#### [PROBLEM TO SOLVE]
Search the entries below for the string "data" and copy the lines that hold it.

#### [Saved entries]

╔══

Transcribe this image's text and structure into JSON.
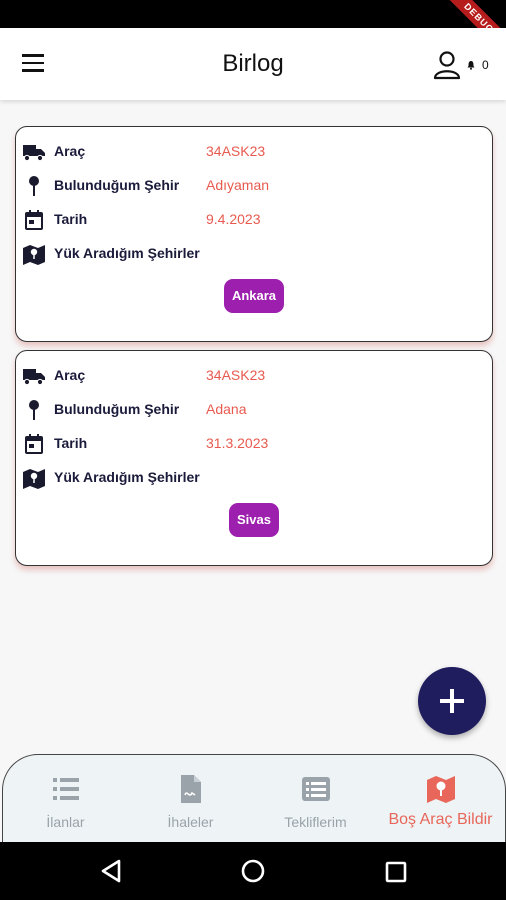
{
  "debug_banner": "DEBUG",
  "appbar": {
    "title": "Birlog",
    "notification_count": "0"
  },
  "cards": [
    {
      "vehicle_label": "Araç",
      "vehicle_value": "34ASK23",
      "location_label": "Bulunduğum Şehir",
      "location_value": "Adıyaman",
      "date_label": "Tarih",
      "date_value": "9.4.2023",
      "cities_label": "Yük Aradığım Şehirler",
      "cities": [
        "Ankara"
      ]
    },
    {
      "vehicle_label": "Araç",
      "vehicle_value": "34ASK23",
      "location_label": "Bulunduğum Şehir",
      "location_value": "Adana",
      "date_label": "Tarih",
      "date_value": "31.3.2023",
      "cities_label": "Yük Aradığım Şehirler",
      "cities": [
        "Sivas"
      ]
    }
  ],
  "bottom_nav": {
    "items": [
      {
        "label": "İlanlar",
        "icon": "list-icon"
      },
      {
        "label": "İhaleler",
        "icon": "document-icon"
      },
      {
        "label": "Tekliflerim",
        "icon": "offers-list-icon"
      },
      {
        "label": "Boş Araç Bildir",
        "icon": "map-icon",
        "active": true
      }
    ]
  },
  "colors": {
    "accent": "#e8675a",
    "chip": "#9c1fae",
    "fab": "#1f1d5e"
  }
}
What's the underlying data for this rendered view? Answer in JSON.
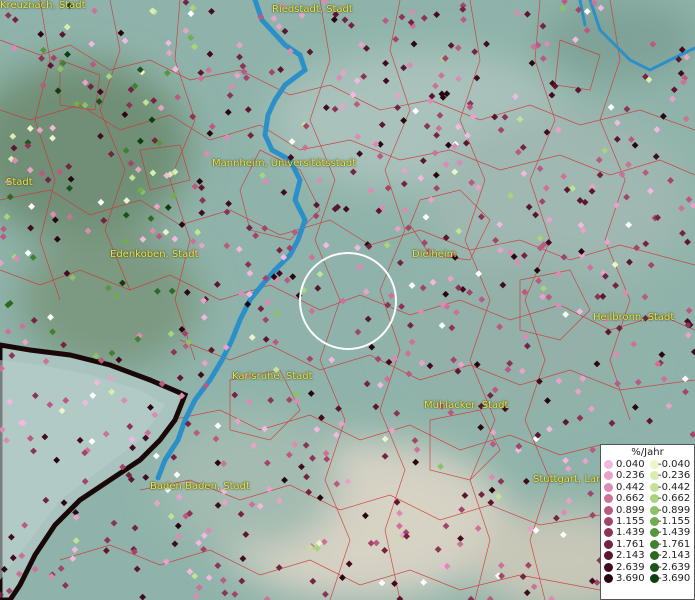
{
  "cities": [
    {
      "id": "kreuznach",
      "label": "Kreuznach, Stadt"
    },
    {
      "id": "riedstadt",
      "label": "Riedstadt, Stadt"
    },
    {
      "id": "mannheim",
      "label": "Mannheim, Universitätsstadt"
    },
    {
      "id": "stadt-west",
      "label": "Stadt"
    },
    {
      "id": "edenkoben",
      "label": "Edenkoben, Stadt"
    },
    {
      "id": "dielheim",
      "label": "Dielheim"
    },
    {
      "id": "heilbronn",
      "label": "Heilbronn, Stadt"
    },
    {
      "id": "karlsruhe",
      "label": "Karlsruhe, Stadt"
    },
    {
      "id": "muehlacker",
      "label": "Mühlacker, Stadt"
    },
    {
      "id": "stuttgart",
      "label": "Stuttgart, Land"
    },
    {
      "id": "baden-baden",
      "label": "Baden-Baden, Stadt"
    }
  ],
  "legend": {
    "title": "%/Jahr",
    "positive": [
      "0.040",
      "0.236",
      "0.442",
      "0.662",
      "0.899",
      "1.155",
      "1.439",
      "1.761",
      "2.143",
      "2.639",
      "3.690"
    ],
    "negative": [
      "-0.040",
      "-0.236",
      "-0.442",
      "-0.662",
      "-0.899",
      "-1.155",
      "-1.439",
      "-1.761",
      "-2.143",
      "-2.639",
      "-3.690"
    ],
    "positive_colors": [
      "#f2b8e0",
      "#e9a2c8",
      "#dc8bb4",
      "#cc7298",
      "#ba5a82",
      "#a3456a",
      "#8b3456",
      "#742442",
      "#5c1630",
      "#430c1e",
      "#2a0610"
    ],
    "negative_colors": [
      "#eaf5c8",
      "#d8eeb0",
      "#c2e396",
      "#a8d47c",
      "#8cc264",
      "#70ad4e",
      "#57963c",
      "#40802e",
      "#2c6a22",
      "#1b5418",
      "#0e3d0e"
    ]
  },
  "colors": {
    "river": "#2b8fc9",
    "border": "#d23232",
    "lake": "#a9c4bf",
    "lake_outline": "#1a0808"
  }
}
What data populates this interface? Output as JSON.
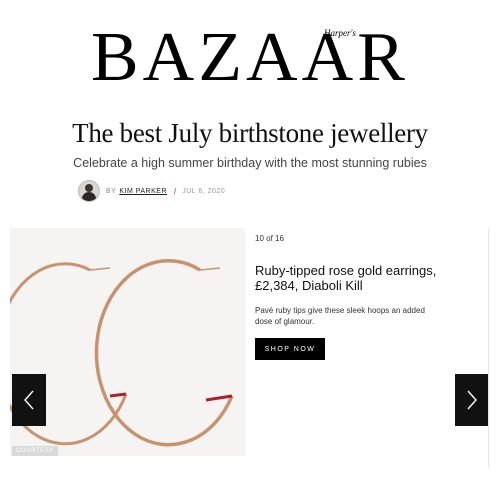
{
  "masthead": {
    "logo": "BAZAAR",
    "logo_prefix": "Harper's"
  },
  "article": {
    "headline": "The best July birthstone jewellery",
    "subheadline": "Celebrate a high summer birthday with the most stunning rubies",
    "byline": {
      "by": "BY",
      "author": "KIM PARKER",
      "separator": "/",
      "date": "JUL 6, 2020"
    }
  },
  "slideshow": {
    "counter": "10 of 16",
    "title": "Ruby-tipped rose gold earrings, £2,384, Diaboli Kill",
    "description": "Pavé ruby tips give these sleek hoops an added dose of glamour.",
    "shop_label": "SHOP NOW",
    "image_credit": "COURTESY",
    "icons": {
      "prev": "chevron-left-icon",
      "next": "chevron-right-icon"
    }
  },
  "colors": {
    "accent": "#c5221f",
    "hoop": "#c8926f",
    "button": "#000000"
  }
}
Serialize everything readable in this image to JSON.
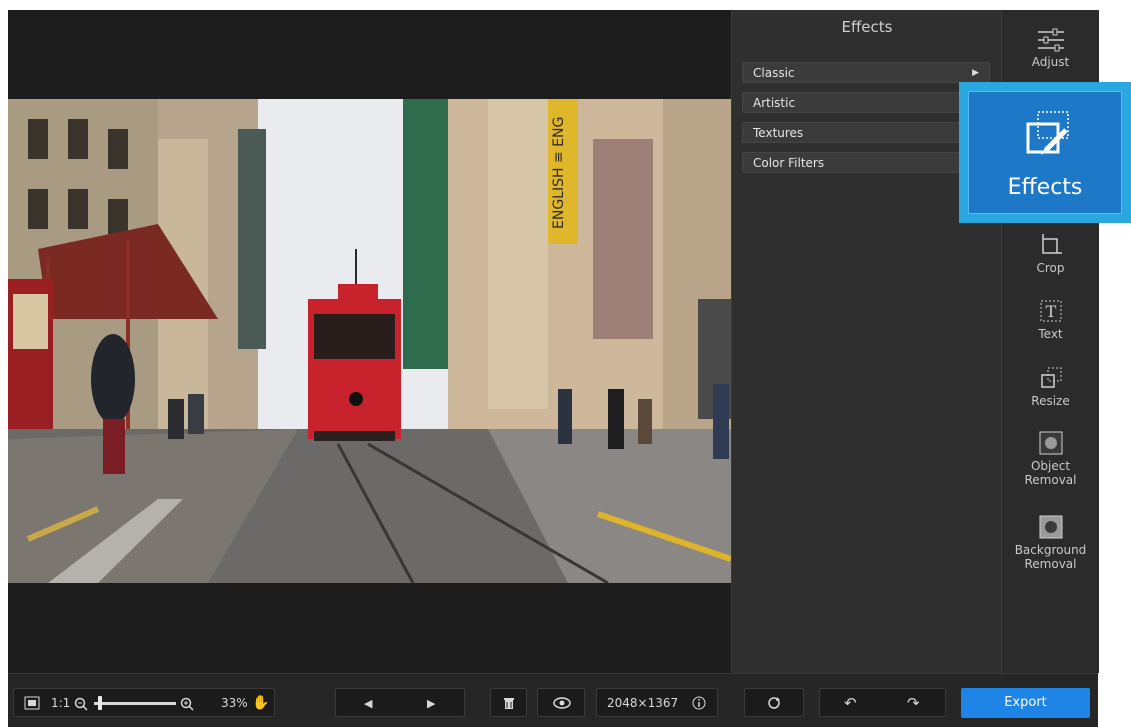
{
  "panel": {
    "title": "Effects",
    "categories": [
      {
        "label": "Classic",
        "expand_icon": "triangle-right-icon"
      },
      {
        "label": "Artistic"
      },
      {
        "label": "Textures"
      },
      {
        "label": "Color Filters"
      }
    ]
  },
  "tools": [
    {
      "id": "adjust",
      "label": "Adjust",
      "icon": "sliders-icon"
    },
    {
      "id": "effects",
      "label": "Effects",
      "icon": "effects-brush-icon",
      "active": true
    },
    {
      "id": "crop",
      "label": "Crop",
      "icon": "crop-icon"
    },
    {
      "id": "text",
      "label": "Text",
      "icon": "text-icon"
    },
    {
      "id": "resize",
      "label": "Resize",
      "icon": "resize-icon"
    },
    {
      "id": "object-removal",
      "label": "Object Removal",
      "label_lines": [
        "Object",
        "Removal"
      ],
      "icon": "object-removal-icon"
    },
    {
      "id": "background-removal",
      "label": "Background Removal",
      "label_lines": [
        "Background",
        "Removal"
      ],
      "icon": "background-removal-icon"
    }
  ],
  "bottombar": {
    "fit_label": "1:1",
    "zoom_value": "33%",
    "dimensions": "2048×1367",
    "export_label": "Export"
  },
  "photo": {
    "sign_text": "ENGLISH ≡ ENG"
  },
  "colors": {
    "accent_blue": "#1e85e6",
    "highlight_blue": "#29a8e0",
    "tram_red": "#c8232c"
  }
}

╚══

#### [FINISHED TASK]
What's the underlying data for this rendered view? Answer in JSON.
What data populates this interface? Output as JSON.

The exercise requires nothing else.